After nearly a full week of oppressive summerlike heat for the western United States, temperatures will finally ease back to normal levels this week.
As of Saturday, the sting of summerlike heat had already begun to fade for many coastal cities and areas immediately inland. Downtown Los Angeles, for example, reached a high temperature of 79 Fahrenheit on Saturday, full 10 degrees lower than Friday's high of 89.
However, heat refused to release its grip on cities farther inland, into the valleys and deserts of California, and portions of the Southwest where record heat continued.
In California, Bishop, Montague and Mt. Shasta City all set record-high temperatures on Saturday, reaching 94, 92 and 86 respectively. These records were last set in 1960, 1987 and 1969 respectively.
Farther east, Reno, Nev., reached a high of 88, breaking the previous record from 2001. And in Arizona, Phoenix recorded its fifth day in a row of over 100-degree heat.
Thankfully, AccuWeather meteorologists say the end of this record-breaking heat wave is on the horizon.
Mid the coronavirus pandemis, Beaches are now open with many restrictions in Orange, Ventura, San Diego and Santa Barbara counties. Los Angeles County officials say they may begin gradually reopening beaches as soon as Wednesday. Gov. Gavin Newsom's stay-at-home order remains in place.
The persistent upper-level atmospheric pattern that has locked summerlike heat into the West and record-breaking cold into the East will finally begin to break down on Sunday, allowing a storm system to develop off the coast of California.
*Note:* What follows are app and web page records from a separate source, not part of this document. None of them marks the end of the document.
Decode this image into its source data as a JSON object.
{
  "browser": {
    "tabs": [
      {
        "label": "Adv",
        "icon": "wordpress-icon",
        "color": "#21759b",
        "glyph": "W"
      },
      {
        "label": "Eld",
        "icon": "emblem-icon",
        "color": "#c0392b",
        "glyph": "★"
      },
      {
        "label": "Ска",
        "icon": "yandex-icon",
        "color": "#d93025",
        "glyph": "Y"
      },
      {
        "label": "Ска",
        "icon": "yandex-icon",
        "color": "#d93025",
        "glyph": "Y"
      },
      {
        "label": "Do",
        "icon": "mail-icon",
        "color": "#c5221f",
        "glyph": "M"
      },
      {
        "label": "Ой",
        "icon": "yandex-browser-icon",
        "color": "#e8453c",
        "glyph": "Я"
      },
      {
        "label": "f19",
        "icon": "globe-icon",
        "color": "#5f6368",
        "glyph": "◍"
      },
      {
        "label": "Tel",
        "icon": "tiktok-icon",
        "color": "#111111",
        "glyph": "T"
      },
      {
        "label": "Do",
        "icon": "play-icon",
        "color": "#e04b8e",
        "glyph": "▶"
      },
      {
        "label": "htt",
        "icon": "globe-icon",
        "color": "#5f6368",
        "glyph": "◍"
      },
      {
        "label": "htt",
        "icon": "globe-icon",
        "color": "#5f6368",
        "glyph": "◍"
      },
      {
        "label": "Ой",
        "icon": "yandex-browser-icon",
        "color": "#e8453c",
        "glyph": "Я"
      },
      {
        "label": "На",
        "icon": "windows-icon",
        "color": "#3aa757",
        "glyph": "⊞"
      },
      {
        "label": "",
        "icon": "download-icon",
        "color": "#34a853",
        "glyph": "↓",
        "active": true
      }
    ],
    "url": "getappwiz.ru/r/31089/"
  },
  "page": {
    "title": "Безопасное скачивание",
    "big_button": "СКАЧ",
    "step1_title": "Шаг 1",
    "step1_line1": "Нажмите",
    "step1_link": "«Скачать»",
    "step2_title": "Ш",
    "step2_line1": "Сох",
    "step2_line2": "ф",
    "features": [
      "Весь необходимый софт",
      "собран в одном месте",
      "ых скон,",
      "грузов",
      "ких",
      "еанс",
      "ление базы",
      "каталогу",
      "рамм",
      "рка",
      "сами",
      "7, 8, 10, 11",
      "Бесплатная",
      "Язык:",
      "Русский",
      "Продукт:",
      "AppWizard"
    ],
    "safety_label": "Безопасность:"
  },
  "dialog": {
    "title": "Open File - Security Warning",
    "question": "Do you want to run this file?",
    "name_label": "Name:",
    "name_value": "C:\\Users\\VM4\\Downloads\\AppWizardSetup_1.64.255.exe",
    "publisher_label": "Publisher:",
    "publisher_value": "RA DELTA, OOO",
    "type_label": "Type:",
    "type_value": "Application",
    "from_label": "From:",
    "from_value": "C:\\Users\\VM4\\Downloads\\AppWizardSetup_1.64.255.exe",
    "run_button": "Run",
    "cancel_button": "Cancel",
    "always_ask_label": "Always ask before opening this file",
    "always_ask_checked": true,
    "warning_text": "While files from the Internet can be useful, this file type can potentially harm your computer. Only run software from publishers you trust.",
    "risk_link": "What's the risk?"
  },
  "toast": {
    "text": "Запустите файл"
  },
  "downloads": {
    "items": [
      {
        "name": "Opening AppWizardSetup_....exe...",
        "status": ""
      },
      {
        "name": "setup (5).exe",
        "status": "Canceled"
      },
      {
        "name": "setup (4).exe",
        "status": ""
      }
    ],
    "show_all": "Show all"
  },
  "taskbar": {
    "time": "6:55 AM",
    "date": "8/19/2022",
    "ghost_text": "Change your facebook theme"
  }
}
This storm will advance toward the West Coast on Monday, ushering in some much-needed rainfall to Northern California and Oregon. Ahead of this system, wind direction over much of California will shift, which will allow temperatures across the region to regulate.
"As the offshore winds begin to subside, cooler conditions will return to much of California finally," AccuWeather Meteorologist Courtney Spamer said.
During this heat wave, much of the state has been dominated by hot offshore flow. Winds will continue to shift across the region on Sunday and more of the West Coast will be placed under the influence of cooler onshore flow.
Some coastal locations have already experienced the temperature relief onshore flow can bring.
San Francisco received quite the temperature shock from Friday to Saturday when winds shifted. On Friday, under offshore winds, the city reached a high of 82. While under the influence of onshore winds on Saturday, the mercury was unable to surpass 66.
Conditions will begin to cool off in earnest for much of California on Sunday, with many locations recording temperatures 5-10 degrees lower than Saturday.
Coastal communities will remain in the 60s on Sunday, while areas just inland reach into the 70s. Valley locations will remain rather warm on Sunday with temperatures in the upper 80s to lower 90s expected. Desert locations will remain under triple-digit heat.
As the storm comes ashore Monday afternoon and spreads showers over Northern California, temperatures will trend even lower across the state. Many locations such as Sacramento, Calif., and downtown Los Angeles are forecast to reach temperatures very close to average for this time of the year.
Even lower temperatures are expected for Tuesday before conditions plateau on Wednesday. By Tuesday, locations across the state of California will be around 20 degrees cooler than their hottest day of the past week.
Coastal communities dip into the upper 50s to lower 60s on Tuesday and Wednesday, while inland areas sag into the low to middle 70s. The typically hotter valley and desert locations will not miss out on the cooldown as temperatures are forecast to reach the upper 70s and upper 80s to low 90s respectively.
"The drop in temperatures is likely to make it easier for residents to find ways to more comfortably social distance outdoors amid the COVID-19 lockdown across the state," Spamer said.
While relief from summerlike heat in California will begin as the weekend concludes, those hoping for cooler conditions in the Desert Southwest will have to hold on a bit longer.
Cities like Phoenix will continue to flirt with triple-digit heat through Monday, before more seasonable temperatures in the lower 90s are forecast to arrive on Tuesday.